The culture ministry and Rhodes authorities are at loggerheads over a decision by the former to initially declare the area of Afantou as an archaeological site despite official plans to create a golf course there and then to release a statement saying the investment can proceed as planned.
The Greek-American investor Merkourios Angeliades who first expressed interest in the property in 1993, told local media that he was disappointed with the decision and added that should the ministry “revise their decision and invite me to sign, I will not do so. They should understand that investors are not fools to take what is given to them. An investment of this size can in no way involve any entanglement with the archeology department.”
In the meantime, the ministry said the investment project will go ahead as planned, adding that declaring a site of archaeological significance in no way implies a ban on construction, but instead means the Archaeological Service will monitor works.
Mr Angeliades says he has already spent more than 1 million euros on studies and deposited a guarantee of 2 million euros. “I can in no way accept that for an investment of 400 million euros such issues are arising, especially after we bid for the property in a competition and now they tell us that it is an archeological site. If the case is not settled, I will demand the return of my deposited guarantee and go to court with compensation claims against the Greek government.”

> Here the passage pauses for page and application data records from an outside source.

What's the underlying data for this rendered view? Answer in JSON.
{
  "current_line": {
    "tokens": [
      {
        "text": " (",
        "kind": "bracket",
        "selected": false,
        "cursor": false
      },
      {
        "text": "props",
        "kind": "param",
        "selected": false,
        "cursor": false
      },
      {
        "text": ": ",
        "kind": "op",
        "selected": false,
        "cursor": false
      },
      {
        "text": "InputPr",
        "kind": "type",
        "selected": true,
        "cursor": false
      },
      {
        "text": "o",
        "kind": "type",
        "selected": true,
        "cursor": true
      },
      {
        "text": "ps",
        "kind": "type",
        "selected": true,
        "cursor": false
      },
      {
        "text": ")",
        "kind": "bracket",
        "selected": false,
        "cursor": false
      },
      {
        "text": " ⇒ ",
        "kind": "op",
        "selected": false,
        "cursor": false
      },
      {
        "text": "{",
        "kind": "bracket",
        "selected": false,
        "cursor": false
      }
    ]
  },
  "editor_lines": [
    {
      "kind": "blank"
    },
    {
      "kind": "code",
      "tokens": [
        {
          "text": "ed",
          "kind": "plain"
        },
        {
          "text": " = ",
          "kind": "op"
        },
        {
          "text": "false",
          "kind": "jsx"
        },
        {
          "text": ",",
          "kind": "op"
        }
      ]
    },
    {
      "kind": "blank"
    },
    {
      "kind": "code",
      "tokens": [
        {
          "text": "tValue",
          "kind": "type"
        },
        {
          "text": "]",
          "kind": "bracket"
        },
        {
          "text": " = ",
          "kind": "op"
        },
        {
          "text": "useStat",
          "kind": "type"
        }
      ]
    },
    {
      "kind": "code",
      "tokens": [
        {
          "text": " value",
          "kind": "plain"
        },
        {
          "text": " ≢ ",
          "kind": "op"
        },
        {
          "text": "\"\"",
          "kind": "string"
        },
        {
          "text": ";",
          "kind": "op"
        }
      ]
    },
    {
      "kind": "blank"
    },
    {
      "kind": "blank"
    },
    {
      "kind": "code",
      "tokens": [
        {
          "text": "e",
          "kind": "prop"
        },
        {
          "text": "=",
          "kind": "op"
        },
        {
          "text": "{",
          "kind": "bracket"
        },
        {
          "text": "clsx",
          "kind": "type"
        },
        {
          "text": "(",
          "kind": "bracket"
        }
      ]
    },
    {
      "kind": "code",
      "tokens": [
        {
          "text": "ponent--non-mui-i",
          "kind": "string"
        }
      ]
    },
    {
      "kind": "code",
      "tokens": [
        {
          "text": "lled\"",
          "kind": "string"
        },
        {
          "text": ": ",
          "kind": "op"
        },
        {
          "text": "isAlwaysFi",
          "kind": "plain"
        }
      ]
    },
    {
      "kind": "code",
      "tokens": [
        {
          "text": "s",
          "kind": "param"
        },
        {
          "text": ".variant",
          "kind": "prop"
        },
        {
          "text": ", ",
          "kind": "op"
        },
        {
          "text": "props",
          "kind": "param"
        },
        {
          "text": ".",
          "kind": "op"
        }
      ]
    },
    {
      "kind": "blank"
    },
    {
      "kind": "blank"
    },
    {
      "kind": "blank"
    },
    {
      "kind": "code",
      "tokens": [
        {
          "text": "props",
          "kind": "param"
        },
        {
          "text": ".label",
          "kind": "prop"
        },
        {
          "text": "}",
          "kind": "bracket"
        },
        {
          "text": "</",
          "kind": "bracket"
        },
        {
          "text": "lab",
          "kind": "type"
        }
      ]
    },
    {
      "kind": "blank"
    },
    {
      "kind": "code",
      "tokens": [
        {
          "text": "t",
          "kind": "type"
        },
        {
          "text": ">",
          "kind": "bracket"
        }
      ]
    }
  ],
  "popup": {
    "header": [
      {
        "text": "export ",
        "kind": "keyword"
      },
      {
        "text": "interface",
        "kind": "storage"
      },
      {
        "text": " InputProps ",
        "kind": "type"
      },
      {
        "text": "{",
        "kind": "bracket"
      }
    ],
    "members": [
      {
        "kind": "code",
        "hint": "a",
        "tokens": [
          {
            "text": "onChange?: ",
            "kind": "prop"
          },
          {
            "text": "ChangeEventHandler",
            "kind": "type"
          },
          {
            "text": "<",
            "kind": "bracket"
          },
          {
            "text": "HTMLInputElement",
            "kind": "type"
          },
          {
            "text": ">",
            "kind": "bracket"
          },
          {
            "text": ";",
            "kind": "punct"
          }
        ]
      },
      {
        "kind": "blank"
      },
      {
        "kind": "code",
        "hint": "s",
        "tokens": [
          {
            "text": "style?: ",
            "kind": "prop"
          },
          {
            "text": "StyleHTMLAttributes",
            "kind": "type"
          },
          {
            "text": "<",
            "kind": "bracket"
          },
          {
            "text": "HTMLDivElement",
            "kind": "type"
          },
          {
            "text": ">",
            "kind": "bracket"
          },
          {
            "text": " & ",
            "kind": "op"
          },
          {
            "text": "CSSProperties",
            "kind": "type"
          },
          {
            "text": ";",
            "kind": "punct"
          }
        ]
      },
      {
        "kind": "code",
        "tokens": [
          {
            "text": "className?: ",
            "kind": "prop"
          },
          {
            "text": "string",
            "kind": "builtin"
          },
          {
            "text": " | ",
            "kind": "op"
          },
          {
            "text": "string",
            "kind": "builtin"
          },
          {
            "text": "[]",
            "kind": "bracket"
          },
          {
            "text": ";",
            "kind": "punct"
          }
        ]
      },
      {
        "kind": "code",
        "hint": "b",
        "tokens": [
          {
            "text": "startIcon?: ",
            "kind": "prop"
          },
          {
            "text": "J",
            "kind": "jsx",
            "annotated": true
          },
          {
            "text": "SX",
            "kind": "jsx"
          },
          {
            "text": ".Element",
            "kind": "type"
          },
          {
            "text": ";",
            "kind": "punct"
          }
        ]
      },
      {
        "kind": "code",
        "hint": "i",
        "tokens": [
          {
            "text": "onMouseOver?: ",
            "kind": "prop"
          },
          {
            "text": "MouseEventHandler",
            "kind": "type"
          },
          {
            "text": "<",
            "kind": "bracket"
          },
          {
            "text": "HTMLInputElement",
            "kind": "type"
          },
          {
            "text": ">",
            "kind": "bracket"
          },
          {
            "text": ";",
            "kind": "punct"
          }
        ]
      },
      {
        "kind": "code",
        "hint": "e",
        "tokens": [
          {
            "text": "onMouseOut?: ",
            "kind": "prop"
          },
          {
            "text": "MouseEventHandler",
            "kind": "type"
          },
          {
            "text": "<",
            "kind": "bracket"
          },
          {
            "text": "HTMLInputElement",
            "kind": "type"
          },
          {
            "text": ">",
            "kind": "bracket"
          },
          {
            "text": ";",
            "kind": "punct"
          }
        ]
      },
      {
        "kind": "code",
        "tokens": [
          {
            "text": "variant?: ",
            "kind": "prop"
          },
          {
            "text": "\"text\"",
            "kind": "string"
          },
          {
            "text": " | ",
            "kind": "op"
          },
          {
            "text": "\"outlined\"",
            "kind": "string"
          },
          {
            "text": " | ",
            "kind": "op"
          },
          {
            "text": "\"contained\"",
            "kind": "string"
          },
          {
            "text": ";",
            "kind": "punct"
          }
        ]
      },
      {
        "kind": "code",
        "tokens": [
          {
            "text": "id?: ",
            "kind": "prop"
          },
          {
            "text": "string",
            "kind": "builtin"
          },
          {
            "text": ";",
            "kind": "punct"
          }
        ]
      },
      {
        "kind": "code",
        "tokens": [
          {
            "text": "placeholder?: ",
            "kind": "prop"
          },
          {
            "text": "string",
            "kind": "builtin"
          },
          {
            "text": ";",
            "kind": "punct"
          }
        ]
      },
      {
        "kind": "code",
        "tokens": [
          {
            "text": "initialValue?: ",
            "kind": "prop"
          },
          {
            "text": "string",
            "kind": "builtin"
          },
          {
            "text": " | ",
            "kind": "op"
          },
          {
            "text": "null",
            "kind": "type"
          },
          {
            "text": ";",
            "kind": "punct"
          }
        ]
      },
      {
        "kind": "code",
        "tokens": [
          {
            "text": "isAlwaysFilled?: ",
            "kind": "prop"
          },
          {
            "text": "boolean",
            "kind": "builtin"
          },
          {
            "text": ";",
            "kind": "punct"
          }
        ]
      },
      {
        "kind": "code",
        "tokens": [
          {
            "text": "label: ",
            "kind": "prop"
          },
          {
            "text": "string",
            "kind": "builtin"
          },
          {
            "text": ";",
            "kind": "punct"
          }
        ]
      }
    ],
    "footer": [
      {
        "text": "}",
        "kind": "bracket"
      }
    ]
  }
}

In the meantime, South Aegean Prefect George Hatzimarkos was quick to express his exasperation stressing that the development of the Afantou golf course has been on the back-burner for decades and is about to be “blown up in the air shortly before entering the implementation phase”.
“This is an extremely negative development. It is shocking to see with how much thoughtlessness decisions have been made, without even the slightest understanding of the implications for Rhodes and for Greece,” he said.